GIVEN RECORDS Start Marker

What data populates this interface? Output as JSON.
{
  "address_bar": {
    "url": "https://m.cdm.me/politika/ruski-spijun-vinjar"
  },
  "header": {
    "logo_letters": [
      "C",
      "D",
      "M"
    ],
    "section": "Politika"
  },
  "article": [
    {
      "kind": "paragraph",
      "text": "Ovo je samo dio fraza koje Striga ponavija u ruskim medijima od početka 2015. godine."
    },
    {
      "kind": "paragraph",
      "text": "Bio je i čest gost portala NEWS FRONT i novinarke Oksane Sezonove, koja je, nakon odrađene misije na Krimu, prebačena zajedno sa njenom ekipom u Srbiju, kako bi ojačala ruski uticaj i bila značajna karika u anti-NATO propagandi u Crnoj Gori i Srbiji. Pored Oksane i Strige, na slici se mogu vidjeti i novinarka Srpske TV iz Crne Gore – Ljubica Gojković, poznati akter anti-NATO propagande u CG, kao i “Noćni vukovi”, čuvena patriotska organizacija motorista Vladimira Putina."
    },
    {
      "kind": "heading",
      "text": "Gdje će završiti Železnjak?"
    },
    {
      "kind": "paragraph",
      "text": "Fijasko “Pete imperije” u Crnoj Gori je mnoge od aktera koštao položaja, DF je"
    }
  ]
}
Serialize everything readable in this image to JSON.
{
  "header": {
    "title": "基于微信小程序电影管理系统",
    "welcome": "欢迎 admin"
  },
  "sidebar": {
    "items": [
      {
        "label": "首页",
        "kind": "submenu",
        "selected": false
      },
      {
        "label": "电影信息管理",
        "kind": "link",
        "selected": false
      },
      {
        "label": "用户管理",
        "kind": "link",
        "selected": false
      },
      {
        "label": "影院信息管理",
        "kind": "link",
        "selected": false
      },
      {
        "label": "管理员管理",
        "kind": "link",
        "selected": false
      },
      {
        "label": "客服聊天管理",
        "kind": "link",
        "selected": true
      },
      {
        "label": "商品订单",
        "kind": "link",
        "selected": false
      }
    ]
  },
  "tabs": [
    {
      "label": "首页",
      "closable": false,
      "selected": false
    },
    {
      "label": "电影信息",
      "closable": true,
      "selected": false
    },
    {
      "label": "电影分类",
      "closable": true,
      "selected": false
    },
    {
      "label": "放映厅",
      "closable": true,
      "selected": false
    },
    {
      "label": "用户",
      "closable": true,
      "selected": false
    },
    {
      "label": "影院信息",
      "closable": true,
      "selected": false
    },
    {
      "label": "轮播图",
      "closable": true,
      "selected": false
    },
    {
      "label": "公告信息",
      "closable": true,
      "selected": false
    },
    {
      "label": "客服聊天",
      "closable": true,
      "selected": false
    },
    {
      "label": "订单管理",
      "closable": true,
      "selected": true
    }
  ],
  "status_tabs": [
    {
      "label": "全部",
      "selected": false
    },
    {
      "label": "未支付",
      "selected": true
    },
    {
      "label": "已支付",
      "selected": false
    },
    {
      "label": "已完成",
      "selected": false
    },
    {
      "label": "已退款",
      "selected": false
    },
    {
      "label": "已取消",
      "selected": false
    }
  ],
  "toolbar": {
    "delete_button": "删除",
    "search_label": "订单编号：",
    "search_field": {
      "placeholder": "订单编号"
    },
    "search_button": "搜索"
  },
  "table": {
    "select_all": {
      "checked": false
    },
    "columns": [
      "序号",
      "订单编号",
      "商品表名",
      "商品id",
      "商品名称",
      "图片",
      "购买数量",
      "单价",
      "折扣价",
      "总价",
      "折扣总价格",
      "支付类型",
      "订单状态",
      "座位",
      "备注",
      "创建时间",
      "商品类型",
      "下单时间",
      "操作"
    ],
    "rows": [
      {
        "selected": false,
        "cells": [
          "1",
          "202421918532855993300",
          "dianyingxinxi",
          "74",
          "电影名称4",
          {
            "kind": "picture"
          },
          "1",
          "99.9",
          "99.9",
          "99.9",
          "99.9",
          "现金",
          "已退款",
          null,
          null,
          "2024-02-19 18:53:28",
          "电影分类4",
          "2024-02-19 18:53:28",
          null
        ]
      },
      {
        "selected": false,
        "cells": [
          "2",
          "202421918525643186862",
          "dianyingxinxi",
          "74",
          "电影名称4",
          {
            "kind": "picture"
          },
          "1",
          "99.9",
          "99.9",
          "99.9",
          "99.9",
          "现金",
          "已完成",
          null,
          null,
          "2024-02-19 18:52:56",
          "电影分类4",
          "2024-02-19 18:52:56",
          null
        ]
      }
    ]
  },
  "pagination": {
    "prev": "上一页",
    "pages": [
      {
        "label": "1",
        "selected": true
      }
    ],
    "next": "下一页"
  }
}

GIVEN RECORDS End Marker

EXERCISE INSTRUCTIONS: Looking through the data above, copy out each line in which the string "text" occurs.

RESULT:
      "text": "Ovo je samo dio fraza koje Striga ponavija u ruskim medijima od početka 2015. godine."
      "text": "Bio je i čest gost portala NEWS FRONT i novinarke Oksane Sezonove, koja je, nakon odrađene misije na Krimu, prebačena zajedno sa njenom ekipom u Srbiju, kako bi ojačala ruski uticaj i bila značajna karika u anti-NATO propagandi u Crnoj Gori i Srbiji. Pored Oksane i Strige, na slici se mogu vidjeti i novinarka Srpske TV iz Crne Gore – Ljubica Gojković, poznati akter anti-NATO propagande u CG, kao i “Noćni vukovi”, čuvena patriotska organizacija motorista Vladimira Putina."
      "text": "Gdje će završiti Železnjak?"
      "text": "Fijasko “Pete imperije” u Crnoj Gori je mnoge od aktera koštao položaja, DF je"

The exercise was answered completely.